Solicitation / Funding Source: Directed Research 
Grant/Contract No.: Directed Research 
Project Type: GROUND 
Flight Program:  
TechPort: No 
No. of Post Docs:  
No. of PhD Candidates:  
No. of Master's Candidates:  
No. of Bachelor's Candidates:  
No. of PhD Degrees:  
No. of Master's Degrees:  
No. of Bachelor's Degrees:  
Human Research Program Elements: (1) HFBP:Human Factors & Behavioral Performance (IRP Rev H)
Human Research Program Risks: (1) Occupant Protection:Risk of Injury from Dynamic Loads (Risk move from HHC to SHFH per IRP Rev F)
Human Research Program Gaps: (1) OP02:We do not understand the risk of injury associated with Soyuz landings and how this risk relates to the desired acceptable risk (IRP Rev F)
(2) OP03:We do not know how load dynamics and sex differences affect injury risk in spaceflight conditions and how to mitigate the increased risk of injury (IRP Rev F)
Flight Assignment/Project Notes: NOTE: Period of performance changed to 1/1/2016-1/3/2018 due to refinement of and delays in starting this task (original period of performance was 7/2/2015-3/31/2016), per E. Connell/JSC HRP (Ed., 5/24/16)

NOTE: End date changed to 1/3/2018 (original end date 3/31/2016) per PI (Ed., 2/16/16)

Task Description: Currently, injury assessment reference values (IARV) are based on volunteer and post-mortem human subjects tested in non-spaceflight setups specific to the environment of interest. In automotive research, the occupant is put in the "super-slouched" position and is subjected to either frontal or side impacts at specific velocities with a 3-point restraint and airbags. In military research, test configurations are commonly based on ejection seats. These tests employ seating geometries, restraint, and loading directions that are not consistent with spaceflight configurations. Acute seat pan angles, non-extended legs (fetal position), combined axis loading, as well as other seat, restraint, and loading conditions may induce unforeseen changes in injury risk. Because the current data available do not account for these variations, a sensitivity and extensibility study is needed.

Aims:

1. Validate the response of each finite element model against matched physical ATD tests in the baseline seat from existing datasets.

2. Quantify ATD and human numerical model response variance and sensitivity to a limited set of small perturbations in seat, and restraint initial conditions.

3. Quantify the effects of spacecraft-specific seating and restraint configurations on ATD and human numerical model responses.
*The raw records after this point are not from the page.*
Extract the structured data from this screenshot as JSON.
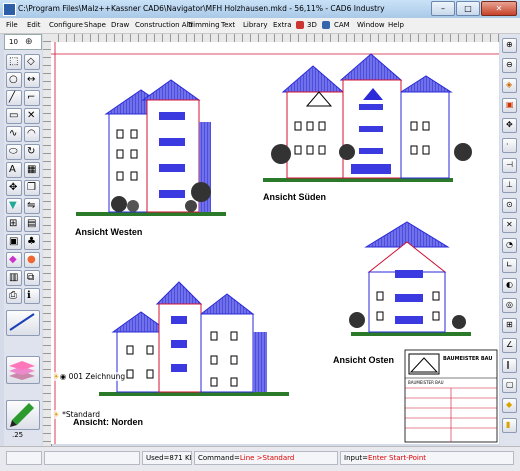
{
  "window": {
    "title": "C:\\Program Files\\Malz++Kassner CAD6\\Navigator\\MFH Holzhausen.mkd - 56,11% - CAD6 Industry"
  },
  "menu": {
    "items": [
      "File",
      "Edit",
      "Configure",
      "Shape",
      "Draw",
      "Construction Aid",
      "Trimming",
      "Text",
      "Library",
      "Extra",
      "3D",
      "CAM",
      "Window",
      "Help"
    ]
  },
  "toolbar": {
    "zoom_value": "10"
  },
  "views": {
    "west": "Ansicht Westen",
    "south": "Ansicht Süden",
    "east": "Ansicht Osten",
    "north": "Ansicht: Norden"
  },
  "layers": {
    "drawing": "001 Zeichnung",
    "standard": "*Standard"
  },
  "line_width": ".25",
  "titleblock": {
    "name": "BAUMEISTER BAU",
    "name2": "BAUMEISTER BAU"
  },
  "status": {
    "used": "Used=871 KB",
    "command_prefix": "Command=",
    "command_value": "Line >Standard",
    "input_prefix": "Input=",
    "input_value": "Enter Start-Point"
  },
  "colors": {
    "accent_blue": "#2a2ad8",
    "accent_red": "#d01030",
    "roof": "#5a5ae0"
  }
}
Rationale for HRP Directed Research: This task meets the criteria for a Directed Task because of insufficient schedule available to solicit this work. Based on the approved Path to Risk Reduction, this task is required to be completed by the end of FY16 in order to meet the Orion CDR date.
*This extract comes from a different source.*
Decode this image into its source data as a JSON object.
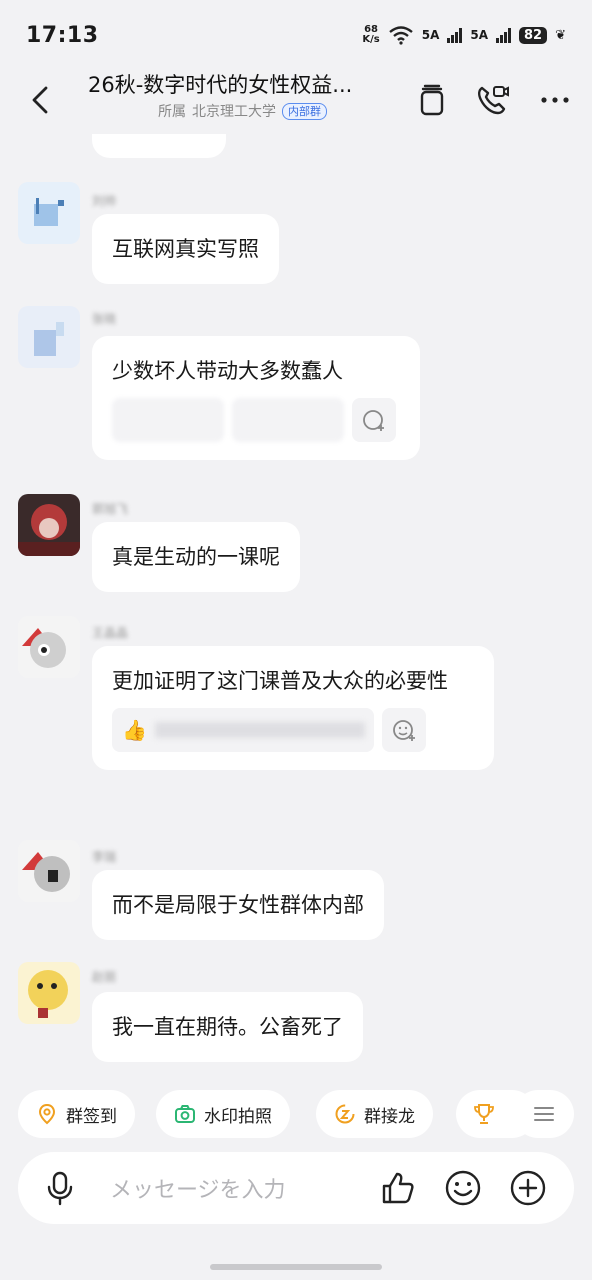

Research Impact/Earth Benefits:

Task Progress & Bibliography Information FY2016 
Task Progress: NOTE: Period of performance changed to 1/1/2016-1/3/2018 due to refinement of and delays in starting this task (original period of performance was 7/2/2015-3/31/2016), per E. Connell/SHFH Element,JSC HRP (Ed., 5/24/16)

Bibliography Type: Description: (Last Updated: 12/29/2020)  Show Cumulative Bibliography Listing
 
 None in FY 2016